1.e4 Nf6 2.e5 Nd5 3.d4 d6 4.c4 Nb6 5.exd6 cxd6 6.Nc3 g6 7.Bd3 Bg7 8.Nge2 Nc6 9.Be3 0-0 10.0-0 e5 11.d5 Nb4 12.b3 Nxd3 13.Qxd3 Nd7 14.Qd2 f5 15.f4 b6 16.Rad1 Nf6 17.fxe5 dxe5 18.Bg5 Bd7 19.Kh1 Rf7 20.Ng1 Qf8 21.d6 Bc6 22.b4 h6 23.Bxf6 Bxf6 24.c5 bxc5 25.bxc5 Re8 26.Nd5 Bd8 27.Qe2 Ba8 28.Qb5 Kg7 29.Qc4 f4 30.c6 Qxd6 31.Nxf4 Qxc6 32.Nh5+ Kh8 33.Qxc6 Bxc6 34.Rxf7 gxh5 35.Rd6 Be4 36.Rxh6+ Kg8 37.Rxa7 Bg5 38.Rxh5 Be3 39.Rd7 Bd4 40.Ne2 Rf8 41.Rg5+ Kh8 42.h4 Ba1 43.Ng3 Ba8 44.Rd6 Rf7 45.Nf5 1-0

Berliner,Hans Jack - Fischer,Robert James [D41]
Western Open Championship Bay City (8), 07.07.1963

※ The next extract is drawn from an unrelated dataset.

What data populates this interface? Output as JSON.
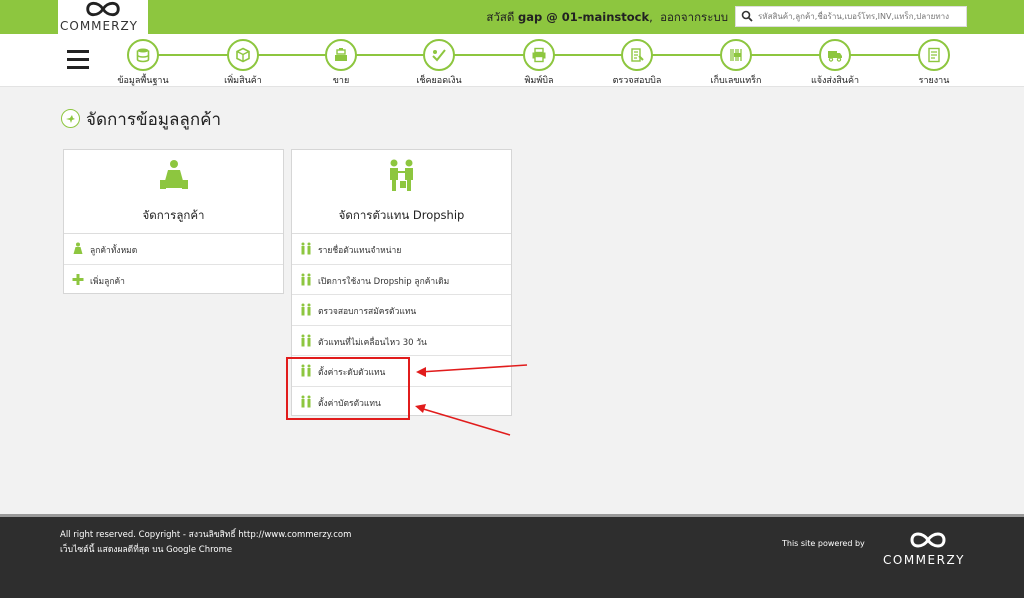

1.d4 Nf6 2.c4 e6 3.Nc3 d5 4.cxd5 Nxd5 5.e4 Nxc3 6.bxc3 c5 7.Nf3 cxd4 8.cxd4 Bb4+ 9.Bd2 Bxd2+ 10.Qxd2 0-0 11.Bd3 b6 12.0-0 Bb7 13.Rfd1 Nc6 14.Qb2 Qf6 15.Rac1 Rfd8 16.Bb5 Rac8 17.Ne5 Nxe5 18.dxe5 Qf4 19.Rxc8 Rxc8 20.Qd4 g5 21.f3 g4 22.Be2 gxf3 23.gxf3 Kh8 24.Kh1 Ba6 25.Qf2 Bxe2 26.Qxe2 Qxe5 27.Rg1 f5 28.Qd3 fxe4 29.fxe4 Rf8 30.Qc2 Qf6 31.Rg2 Qd4 32.h3 Qa1+ 33.Rg1 Qe5 34.Qg2 b5 35.Qc2 b4 36.Qg2 a5 37.Qc2 Qf6 38.Qc4 Qf3+ 39.Kh2 Rd8 40.Qc2 Qc3 41.Qxc3+ bxc3 42.Rc1 Rd3 43.Rb1 Kg7 44.Rb5 a4 45.Rc5 a3 46.Kg2 Re3 47.Rc4 Kf6 48.h4 Ke5 49.Kf2 Rh3 50.Kg2 Rd3 51.h5 Kf4 52.h6 Ke3 53.Rc7 Kd2 0-1

schnarre 7 ( +1 | -1 )

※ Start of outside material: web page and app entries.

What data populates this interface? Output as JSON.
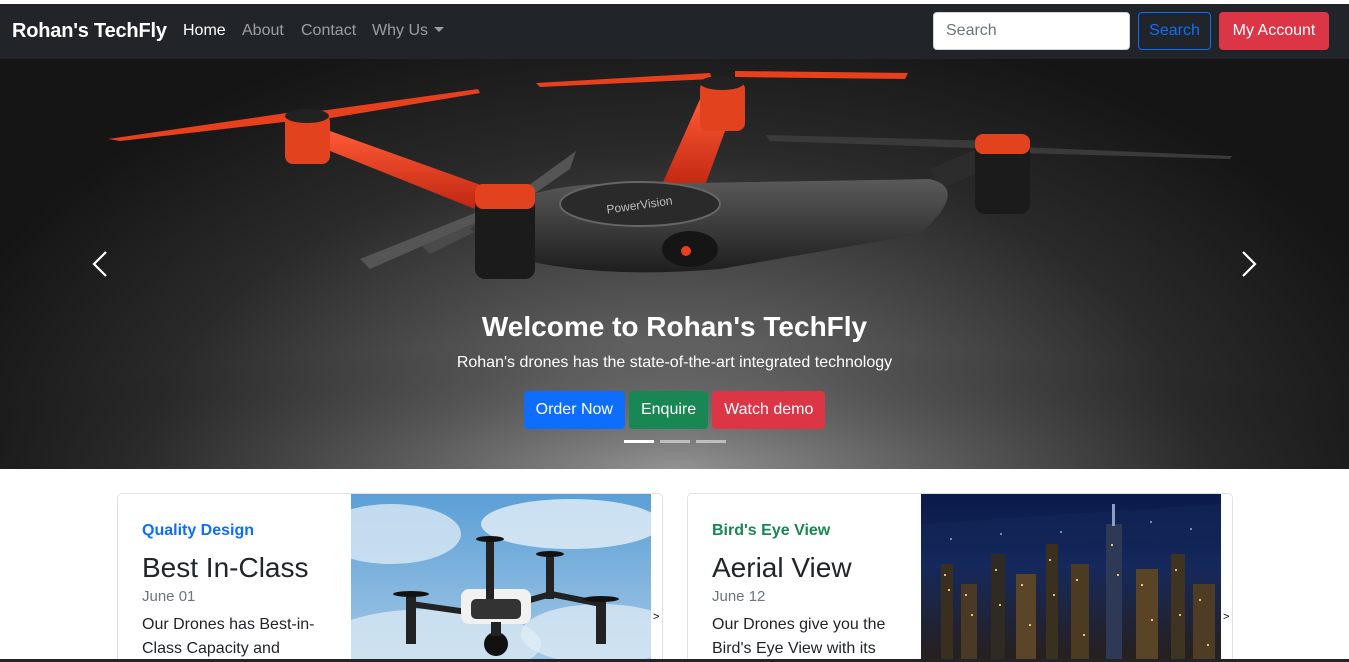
{
  "navbar": {
    "brand": "Rohan's TechFly",
    "links": [
      {
        "label": "Home",
        "active": true
      },
      {
        "label": "About",
        "active": false
      },
      {
        "label": "Contact",
        "active": false
      },
      {
        "label": "Why Us",
        "active": false,
        "dropdown": true
      }
    ],
    "search_placeholder": "Search",
    "search_button": "Search",
    "account_button": "My Account"
  },
  "carousel": {
    "title": "Welcome to Rohan's TechFly",
    "subtitle": "Rohan's drones has the state-of-the-art integrated technology",
    "buttons": [
      "Order Now",
      "Enquire",
      "Watch demo"
    ],
    "slide_count": 3,
    "active_slide": 1,
    "drone_label": "PowerVision"
  },
  "cards": [
    {
      "category": "Quality Design",
      "category_color": "#0d6efd",
      "title": "Best In-Class",
      "date": "June 01",
      "text": "Our Drones has Best-in-Class Capacity and"
    },
    {
      "category": "Bird's Eye View",
      "category_color": "#198754",
      "title": "Aerial View",
      "date": "June 12",
      "text": "Our Drones give you the Bird's Eye View with its"
    }
  ],
  "colors": {
    "navbar_bg": "#212529",
    "primary": "#0d6efd",
    "success": "#198754",
    "danger": "#dc3545"
  }
}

Kmoch's book belongs in every chess library IMHO.